**TASK DETAILS**
In the data below, find each line containing the string "JSON" and return it.

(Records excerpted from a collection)
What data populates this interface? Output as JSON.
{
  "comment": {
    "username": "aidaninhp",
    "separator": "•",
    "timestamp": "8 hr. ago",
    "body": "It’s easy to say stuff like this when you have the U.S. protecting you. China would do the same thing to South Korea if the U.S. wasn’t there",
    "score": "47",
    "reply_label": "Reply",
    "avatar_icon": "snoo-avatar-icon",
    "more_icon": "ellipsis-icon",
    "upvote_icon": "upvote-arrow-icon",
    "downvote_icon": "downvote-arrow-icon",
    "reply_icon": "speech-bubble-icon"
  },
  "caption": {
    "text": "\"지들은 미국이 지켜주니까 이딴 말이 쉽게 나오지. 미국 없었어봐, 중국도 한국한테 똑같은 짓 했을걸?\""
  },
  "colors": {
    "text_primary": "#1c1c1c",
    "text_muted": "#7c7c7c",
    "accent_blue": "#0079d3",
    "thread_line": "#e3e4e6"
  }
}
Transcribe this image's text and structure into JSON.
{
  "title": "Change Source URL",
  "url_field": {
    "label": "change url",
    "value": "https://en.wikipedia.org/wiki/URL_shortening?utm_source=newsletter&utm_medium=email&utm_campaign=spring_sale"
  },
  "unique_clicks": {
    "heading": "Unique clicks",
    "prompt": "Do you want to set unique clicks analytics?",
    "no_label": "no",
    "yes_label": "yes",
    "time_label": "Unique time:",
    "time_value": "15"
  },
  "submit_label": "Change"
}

**EXPECTED ANSWER**
What data populates this interface? Output as JSON.
Transcribe this image's text and structure into JSON.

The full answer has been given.